++++ RECORDS FOR THE TASK

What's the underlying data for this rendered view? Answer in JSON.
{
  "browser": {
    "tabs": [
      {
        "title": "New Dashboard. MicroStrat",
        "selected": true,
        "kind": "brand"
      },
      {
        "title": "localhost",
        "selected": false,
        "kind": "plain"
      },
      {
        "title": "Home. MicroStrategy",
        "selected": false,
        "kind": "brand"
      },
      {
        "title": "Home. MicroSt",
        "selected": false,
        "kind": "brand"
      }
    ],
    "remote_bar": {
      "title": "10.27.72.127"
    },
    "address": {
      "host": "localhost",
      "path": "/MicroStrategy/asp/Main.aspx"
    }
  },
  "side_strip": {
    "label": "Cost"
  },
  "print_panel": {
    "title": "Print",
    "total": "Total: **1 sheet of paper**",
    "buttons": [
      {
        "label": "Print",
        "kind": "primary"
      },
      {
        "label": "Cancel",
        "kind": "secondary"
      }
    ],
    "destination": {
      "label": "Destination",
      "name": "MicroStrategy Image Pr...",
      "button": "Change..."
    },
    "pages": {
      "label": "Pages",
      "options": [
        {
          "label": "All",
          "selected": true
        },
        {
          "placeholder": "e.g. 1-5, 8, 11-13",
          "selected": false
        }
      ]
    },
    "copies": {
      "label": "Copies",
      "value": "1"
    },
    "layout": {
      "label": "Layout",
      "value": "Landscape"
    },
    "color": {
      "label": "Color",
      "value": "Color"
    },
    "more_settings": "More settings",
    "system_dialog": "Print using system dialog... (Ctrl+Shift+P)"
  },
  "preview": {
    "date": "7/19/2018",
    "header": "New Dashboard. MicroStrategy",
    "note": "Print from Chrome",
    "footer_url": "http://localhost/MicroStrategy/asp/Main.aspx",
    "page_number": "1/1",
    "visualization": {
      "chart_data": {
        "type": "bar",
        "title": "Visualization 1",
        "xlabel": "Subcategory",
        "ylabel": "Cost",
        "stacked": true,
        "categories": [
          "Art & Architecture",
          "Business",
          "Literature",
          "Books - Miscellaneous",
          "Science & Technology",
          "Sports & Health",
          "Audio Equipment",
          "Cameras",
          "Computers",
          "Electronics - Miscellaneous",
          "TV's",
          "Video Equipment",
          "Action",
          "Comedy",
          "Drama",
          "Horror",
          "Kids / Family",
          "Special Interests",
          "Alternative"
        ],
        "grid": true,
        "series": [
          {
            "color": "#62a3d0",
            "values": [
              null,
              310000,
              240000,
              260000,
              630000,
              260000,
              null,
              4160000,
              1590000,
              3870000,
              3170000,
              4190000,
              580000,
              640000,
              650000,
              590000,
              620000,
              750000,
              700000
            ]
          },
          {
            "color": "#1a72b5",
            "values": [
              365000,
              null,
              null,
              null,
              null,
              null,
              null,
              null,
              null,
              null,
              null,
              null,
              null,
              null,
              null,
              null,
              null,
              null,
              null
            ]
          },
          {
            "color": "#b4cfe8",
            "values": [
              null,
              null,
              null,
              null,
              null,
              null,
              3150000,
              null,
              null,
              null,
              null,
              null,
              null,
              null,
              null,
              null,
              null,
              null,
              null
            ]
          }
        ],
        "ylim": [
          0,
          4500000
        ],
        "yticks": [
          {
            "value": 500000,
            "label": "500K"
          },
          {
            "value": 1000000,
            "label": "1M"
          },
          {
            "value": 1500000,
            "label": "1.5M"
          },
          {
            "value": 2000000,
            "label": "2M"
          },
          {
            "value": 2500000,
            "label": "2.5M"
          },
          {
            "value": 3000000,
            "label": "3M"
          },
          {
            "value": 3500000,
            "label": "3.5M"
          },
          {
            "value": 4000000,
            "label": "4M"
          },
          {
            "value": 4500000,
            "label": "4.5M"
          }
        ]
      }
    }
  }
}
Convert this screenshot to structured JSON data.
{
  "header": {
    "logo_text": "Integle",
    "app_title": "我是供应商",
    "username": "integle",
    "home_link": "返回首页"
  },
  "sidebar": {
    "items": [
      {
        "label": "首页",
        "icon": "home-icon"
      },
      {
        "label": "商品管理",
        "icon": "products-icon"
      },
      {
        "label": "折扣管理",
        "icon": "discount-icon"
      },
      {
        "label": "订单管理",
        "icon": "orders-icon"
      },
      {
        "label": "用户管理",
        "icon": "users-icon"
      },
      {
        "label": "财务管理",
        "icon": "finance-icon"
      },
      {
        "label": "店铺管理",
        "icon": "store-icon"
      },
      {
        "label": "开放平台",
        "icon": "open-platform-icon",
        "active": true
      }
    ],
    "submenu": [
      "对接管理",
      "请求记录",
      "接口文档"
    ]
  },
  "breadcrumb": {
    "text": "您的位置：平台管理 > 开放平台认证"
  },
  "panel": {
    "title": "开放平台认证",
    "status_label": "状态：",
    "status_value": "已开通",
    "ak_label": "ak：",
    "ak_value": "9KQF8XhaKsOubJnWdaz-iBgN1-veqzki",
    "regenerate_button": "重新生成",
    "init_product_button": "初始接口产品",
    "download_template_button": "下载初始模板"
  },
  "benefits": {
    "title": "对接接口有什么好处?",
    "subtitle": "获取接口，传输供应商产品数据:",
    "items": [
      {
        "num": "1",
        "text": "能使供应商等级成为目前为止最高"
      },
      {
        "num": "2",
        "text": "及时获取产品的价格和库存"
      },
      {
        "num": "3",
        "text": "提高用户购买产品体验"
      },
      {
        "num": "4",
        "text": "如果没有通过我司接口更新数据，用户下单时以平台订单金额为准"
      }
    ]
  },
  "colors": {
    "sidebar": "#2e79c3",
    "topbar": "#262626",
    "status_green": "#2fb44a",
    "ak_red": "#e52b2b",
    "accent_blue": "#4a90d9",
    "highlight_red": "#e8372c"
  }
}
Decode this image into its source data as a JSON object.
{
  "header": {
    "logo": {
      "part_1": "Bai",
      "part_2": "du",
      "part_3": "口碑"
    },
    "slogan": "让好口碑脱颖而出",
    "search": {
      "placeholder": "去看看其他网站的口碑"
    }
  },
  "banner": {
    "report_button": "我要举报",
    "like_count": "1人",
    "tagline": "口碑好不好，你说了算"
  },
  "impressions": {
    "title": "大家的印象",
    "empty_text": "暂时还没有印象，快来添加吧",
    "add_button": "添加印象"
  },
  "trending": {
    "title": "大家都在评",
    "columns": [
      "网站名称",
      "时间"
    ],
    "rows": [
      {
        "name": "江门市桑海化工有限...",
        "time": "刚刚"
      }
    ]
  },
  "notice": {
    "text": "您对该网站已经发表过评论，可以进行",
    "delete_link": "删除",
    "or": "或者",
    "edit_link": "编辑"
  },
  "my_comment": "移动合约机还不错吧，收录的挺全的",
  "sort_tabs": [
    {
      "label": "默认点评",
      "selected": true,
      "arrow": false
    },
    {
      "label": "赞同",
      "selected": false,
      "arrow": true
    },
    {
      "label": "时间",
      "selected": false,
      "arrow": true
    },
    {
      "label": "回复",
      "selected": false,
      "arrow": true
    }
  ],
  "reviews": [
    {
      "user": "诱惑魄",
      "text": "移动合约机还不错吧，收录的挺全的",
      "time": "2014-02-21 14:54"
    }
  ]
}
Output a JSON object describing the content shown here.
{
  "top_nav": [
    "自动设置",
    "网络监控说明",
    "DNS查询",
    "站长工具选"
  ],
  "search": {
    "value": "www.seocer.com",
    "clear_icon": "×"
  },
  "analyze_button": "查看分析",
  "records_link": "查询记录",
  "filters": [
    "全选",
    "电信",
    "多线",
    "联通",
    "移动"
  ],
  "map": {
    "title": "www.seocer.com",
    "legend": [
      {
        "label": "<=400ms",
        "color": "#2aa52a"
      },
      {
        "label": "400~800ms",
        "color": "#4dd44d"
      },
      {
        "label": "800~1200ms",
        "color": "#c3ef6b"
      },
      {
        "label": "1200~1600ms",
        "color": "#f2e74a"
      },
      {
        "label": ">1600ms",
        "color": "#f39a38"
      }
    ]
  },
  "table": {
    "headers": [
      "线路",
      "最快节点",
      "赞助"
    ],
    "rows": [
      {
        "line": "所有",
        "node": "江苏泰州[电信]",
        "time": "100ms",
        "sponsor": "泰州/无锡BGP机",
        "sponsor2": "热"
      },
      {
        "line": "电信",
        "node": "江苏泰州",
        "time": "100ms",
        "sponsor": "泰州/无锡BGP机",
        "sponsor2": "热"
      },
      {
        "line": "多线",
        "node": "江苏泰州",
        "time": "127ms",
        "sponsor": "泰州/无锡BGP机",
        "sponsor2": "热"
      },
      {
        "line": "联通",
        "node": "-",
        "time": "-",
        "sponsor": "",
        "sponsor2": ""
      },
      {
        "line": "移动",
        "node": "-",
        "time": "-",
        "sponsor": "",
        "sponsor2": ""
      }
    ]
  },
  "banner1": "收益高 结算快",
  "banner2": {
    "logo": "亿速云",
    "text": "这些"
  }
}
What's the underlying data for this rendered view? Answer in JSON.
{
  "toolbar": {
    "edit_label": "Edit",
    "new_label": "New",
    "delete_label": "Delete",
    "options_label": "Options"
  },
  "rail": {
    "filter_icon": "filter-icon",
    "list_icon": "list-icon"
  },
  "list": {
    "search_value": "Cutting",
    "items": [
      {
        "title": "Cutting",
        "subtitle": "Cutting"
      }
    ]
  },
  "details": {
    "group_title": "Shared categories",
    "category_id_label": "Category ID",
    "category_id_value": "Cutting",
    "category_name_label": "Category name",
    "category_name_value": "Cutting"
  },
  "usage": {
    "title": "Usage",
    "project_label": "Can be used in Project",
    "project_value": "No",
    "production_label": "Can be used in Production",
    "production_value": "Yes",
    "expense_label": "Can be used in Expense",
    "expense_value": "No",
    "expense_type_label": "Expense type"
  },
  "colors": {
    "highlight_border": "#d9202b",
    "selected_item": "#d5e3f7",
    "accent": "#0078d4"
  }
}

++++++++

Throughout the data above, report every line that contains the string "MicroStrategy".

WRITTEN SOLUTION ::
        "title": "Home. MicroStrategy",
      "path": "/MicroStrategy/asp/Main.aspx"
      "name": "MicroStrategy Image Pr...",
    "header": "New Dashboard. MicroStrategy",
    "footer_url": "http://localhost/MicroStrategy/asp/Main.aspx",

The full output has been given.